*About this exercise*: Without including any images, repeat the listing below exactly.

*Data extract*:

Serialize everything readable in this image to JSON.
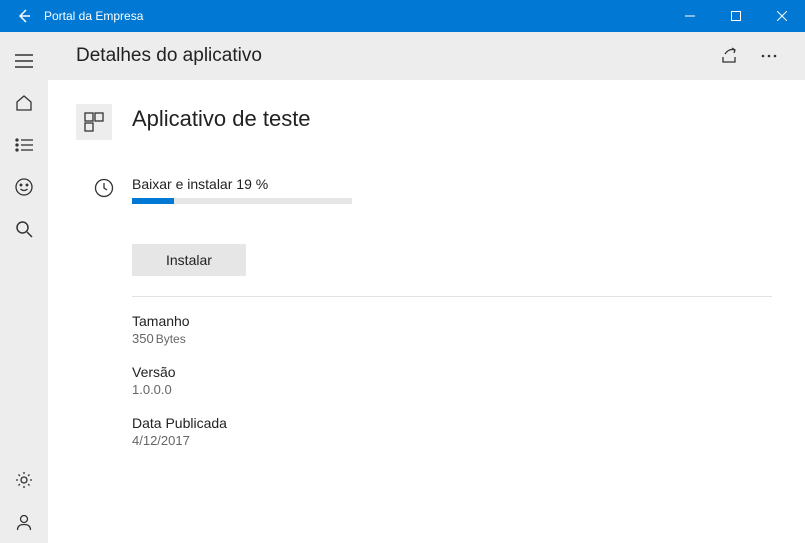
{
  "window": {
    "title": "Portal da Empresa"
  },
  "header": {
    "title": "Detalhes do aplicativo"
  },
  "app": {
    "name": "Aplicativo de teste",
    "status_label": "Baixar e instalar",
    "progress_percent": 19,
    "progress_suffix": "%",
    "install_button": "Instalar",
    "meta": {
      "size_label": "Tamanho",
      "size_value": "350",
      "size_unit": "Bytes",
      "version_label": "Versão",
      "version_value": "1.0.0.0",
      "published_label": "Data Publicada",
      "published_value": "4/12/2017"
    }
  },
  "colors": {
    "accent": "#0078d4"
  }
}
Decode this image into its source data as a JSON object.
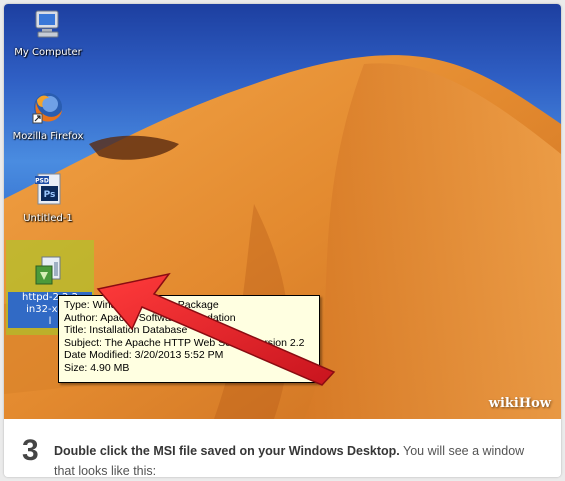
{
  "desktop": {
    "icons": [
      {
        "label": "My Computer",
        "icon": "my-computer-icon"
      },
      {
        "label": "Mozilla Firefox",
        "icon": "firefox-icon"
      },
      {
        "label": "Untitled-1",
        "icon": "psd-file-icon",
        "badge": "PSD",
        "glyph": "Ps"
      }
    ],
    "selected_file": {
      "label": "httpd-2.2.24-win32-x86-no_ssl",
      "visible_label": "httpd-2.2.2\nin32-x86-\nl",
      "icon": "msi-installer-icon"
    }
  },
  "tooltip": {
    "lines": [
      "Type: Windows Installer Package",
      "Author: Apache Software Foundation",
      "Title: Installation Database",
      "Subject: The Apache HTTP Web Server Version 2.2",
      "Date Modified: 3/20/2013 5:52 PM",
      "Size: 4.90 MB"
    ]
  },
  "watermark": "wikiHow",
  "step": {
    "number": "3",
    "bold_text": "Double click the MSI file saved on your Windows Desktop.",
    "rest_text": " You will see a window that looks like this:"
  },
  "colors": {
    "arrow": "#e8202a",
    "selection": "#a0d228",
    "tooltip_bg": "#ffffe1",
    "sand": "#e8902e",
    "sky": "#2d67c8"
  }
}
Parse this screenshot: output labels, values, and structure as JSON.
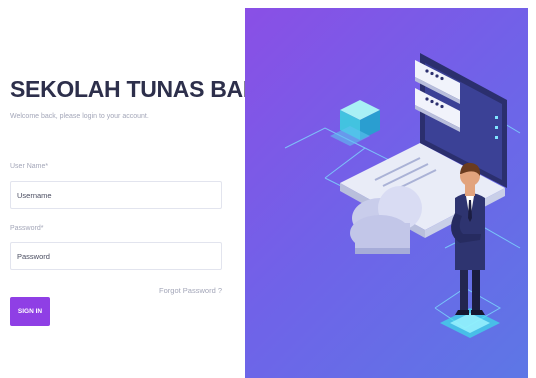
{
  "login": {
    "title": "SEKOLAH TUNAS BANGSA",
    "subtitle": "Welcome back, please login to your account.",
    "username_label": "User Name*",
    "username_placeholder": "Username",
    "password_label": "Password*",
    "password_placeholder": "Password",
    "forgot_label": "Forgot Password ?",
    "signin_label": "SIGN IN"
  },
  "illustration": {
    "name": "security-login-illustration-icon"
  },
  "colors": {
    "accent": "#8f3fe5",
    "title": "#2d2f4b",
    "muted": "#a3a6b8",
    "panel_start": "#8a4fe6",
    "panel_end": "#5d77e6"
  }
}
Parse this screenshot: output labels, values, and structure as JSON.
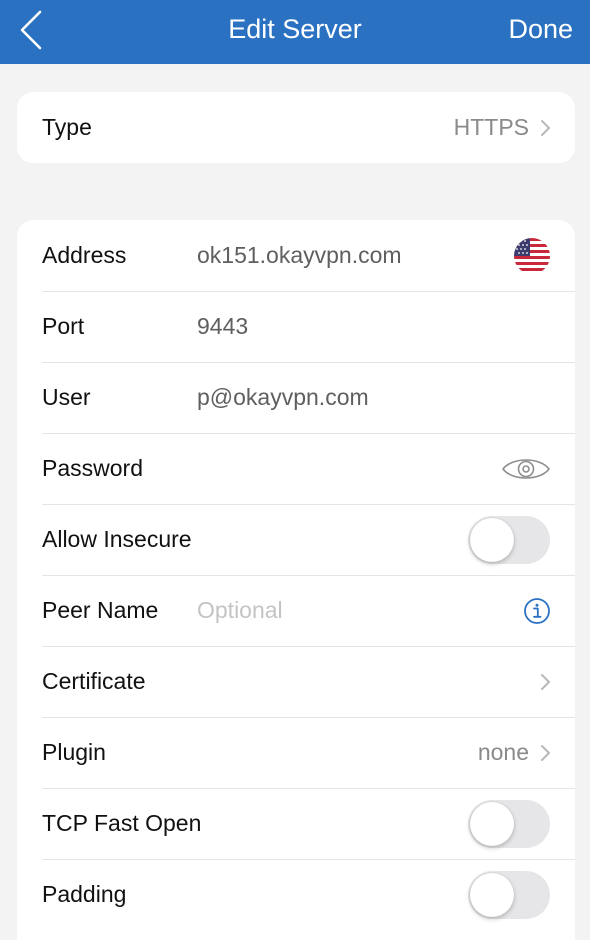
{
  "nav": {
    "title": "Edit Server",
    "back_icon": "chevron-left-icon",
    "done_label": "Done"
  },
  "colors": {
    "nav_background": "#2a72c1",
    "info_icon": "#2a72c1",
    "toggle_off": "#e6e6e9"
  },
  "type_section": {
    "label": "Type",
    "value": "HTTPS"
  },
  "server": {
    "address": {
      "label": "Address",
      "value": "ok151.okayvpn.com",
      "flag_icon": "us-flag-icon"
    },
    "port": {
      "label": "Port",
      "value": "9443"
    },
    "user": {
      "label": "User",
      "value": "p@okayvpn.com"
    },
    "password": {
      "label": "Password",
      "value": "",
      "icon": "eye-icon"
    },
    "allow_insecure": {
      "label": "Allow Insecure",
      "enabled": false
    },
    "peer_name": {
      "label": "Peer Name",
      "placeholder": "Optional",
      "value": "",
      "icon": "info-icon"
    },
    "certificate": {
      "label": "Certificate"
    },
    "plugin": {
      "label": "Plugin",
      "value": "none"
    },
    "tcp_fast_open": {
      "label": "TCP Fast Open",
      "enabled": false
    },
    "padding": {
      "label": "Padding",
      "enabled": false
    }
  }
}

*Exercise response*:
Serialize everything readable in this image to JSON.
{
  "window": {
    "title": "Portal da Empresa"
  },
  "header": {
    "title": "Detalhes do aplicativo"
  },
  "app": {
    "name": "Aplicativo de teste",
    "status_label": "Baixar e instalar",
    "progress_percent": 19,
    "progress_suffix": "%",
    "install_button": "Instalar",
    "meta": {
      "size_label": "Tamanho",
      "size_value": "350",
      "size_unit": "Bytes",
      "version_label": "Versão",
      "version_value": "1.0.0.0",
      "published_label": "Data Publicada",
      "published_value": "4/12/2017"
    }
  },
  "colors": {
    "accent": "#0078d4"
  }
}
Decode this image into its source data as a JSON object.
{
  "desktop": {
    "icons": [
      {
        "label": "My Computer",
        "icon": "my-computer-icon"
      },
      {
        "label": "Mozilla Firefox",
        "icon": "firefox-icon"
      },
      {
        "label": "Untitled-1",
        "icon": "psd-file-icon",
        "badge": "PSD",
        "glyph": "Ps"
      }
    ],
    "selected_file": {
      "label": "httpd-2.2.24-win32-x86-no_ssl",
      "visible_label": "httpd-2.2.2\nin32-x86-\nl",
      "icon": "msi-installer-icon"
    }
  },
  "tooltip": {
    "lines": [
      "Type: Windows Installer Package",
      "Author: Apache Software Foundation",
      "Title: Installation Database",
      "Subject: The Apache HTTP Web Server Version 2.2",
      "Date Modified: 3/20/2013 5:52 PM",
      "Size: 4.90 MB"
    ]
  },
  "watermark": "wikiHow",
  "step": {
    "number": "3",
    "bold_text": "Double click the MSI file saved on your Windows Desktop.",
    "rest_text": " You will see a window that looks like this:"
  },
  "colors": {
    "arrow": "#e8202a",
    "selection": "#a0d228",
    "tooltip_bg": "#ffffe1",
    "sand": "#e8902e",
    "sky": "#2d67c8"
  }
}
Parse this screenshot: output labels, values, and structure as JSON.
{
  "login": {
    "title": "SEKOLAH TUNAS BANGSA",
    "subtitle": "Welcome back, please login to your account.",
    "username_label": "User Name*",
    "username_placeholder": "Username",
    "password_label": "Password*",
    "password_placeholder": "Password",
    "forgot_label": "Forgot Password ?",
    "signin_label": "SIGN IN"
  },
  "illustration": {
    "name": "security-login-illustration-icon"
  },
  "colors": {
    "accent": "#8f3fe5",
    "title": "#2d2f4b",
    "muted": "#a3a6b8",
    "panel_start": "#8a4fe6",
    "panel_end": "#5d77e6"
  }
}
Parse this screenshot: output labels, values, and structure as JSON.
{
  "nav": {
    "title": "Edit Server",
    "back_icon": "chevron-left-icon",
    "done_label": "Done"
  },
  "colors": {
    "nav_background": "#2a72c1",
    "info_icon": "#2a72c1",
    "toggle_off": "#e6e6e9"
  },
  "type_section": {
    "label": "Type",
    "value": "HTTPS"
  },
  "server": {
    "address": {
      "label": "Address",
      "value": "ok151.okayvpn.com",
      "flag_icon": "us-flag-icon"
    },
    "port": {
      "label": "Port",
      "value": "9443"
    },
    "user": {
      "label": "User",
      "value": "p@okayvpn.com"
    },
    "password": {
      "label": "Password",
      "value": "",
      "icon": "eye-icon"
    },
    "allow_insecure": {
      "label": "Allow Insecure",
      "enabled": false
    },
    "peer_name": {
      "label": "Peer Name",
      "placeholder": "Optional",
      "value": "",
      "icon": "info-icon"
    },
    "certificate": {
      "label": "Certificate"
    },
    "plugin": {
      "label": "Plugin",
      "value": "none"
    },
    "tcp_fast_open": {
      "label": "TCP Fast Open",
      "enabled": false
    },
    "padding": {
      "label": "Padding",
      "enabled": false
    }
  }
}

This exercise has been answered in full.